> What you have to do
I would like the number of lines in the data that contain the word "message". Please give that number alone.

[Items from an interface collection]
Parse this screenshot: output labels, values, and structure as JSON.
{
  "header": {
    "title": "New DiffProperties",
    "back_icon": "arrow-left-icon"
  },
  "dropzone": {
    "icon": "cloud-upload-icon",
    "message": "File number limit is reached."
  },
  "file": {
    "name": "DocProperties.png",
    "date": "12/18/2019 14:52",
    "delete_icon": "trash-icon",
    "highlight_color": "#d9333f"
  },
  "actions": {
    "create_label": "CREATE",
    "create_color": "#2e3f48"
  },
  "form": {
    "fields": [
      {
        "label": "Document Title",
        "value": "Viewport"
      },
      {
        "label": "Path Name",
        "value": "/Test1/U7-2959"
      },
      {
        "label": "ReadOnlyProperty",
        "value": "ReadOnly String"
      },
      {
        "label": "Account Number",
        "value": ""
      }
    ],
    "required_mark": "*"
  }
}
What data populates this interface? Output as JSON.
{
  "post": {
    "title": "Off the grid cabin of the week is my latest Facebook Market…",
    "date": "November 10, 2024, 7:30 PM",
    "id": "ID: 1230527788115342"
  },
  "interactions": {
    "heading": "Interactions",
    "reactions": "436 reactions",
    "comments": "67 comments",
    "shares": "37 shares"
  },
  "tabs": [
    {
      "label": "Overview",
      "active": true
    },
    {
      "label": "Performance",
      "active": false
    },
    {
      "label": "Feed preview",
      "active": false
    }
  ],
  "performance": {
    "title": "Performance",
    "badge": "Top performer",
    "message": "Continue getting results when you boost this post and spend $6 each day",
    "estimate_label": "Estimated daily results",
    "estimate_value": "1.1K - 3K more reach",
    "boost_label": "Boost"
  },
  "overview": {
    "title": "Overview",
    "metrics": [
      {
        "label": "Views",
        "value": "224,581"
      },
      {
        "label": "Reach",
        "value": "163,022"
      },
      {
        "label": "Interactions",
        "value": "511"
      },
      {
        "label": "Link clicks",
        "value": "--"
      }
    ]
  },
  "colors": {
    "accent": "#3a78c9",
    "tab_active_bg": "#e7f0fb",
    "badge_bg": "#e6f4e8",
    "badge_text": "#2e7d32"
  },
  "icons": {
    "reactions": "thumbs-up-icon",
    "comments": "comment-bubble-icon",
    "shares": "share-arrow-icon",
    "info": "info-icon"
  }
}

> Reply to the exercise
2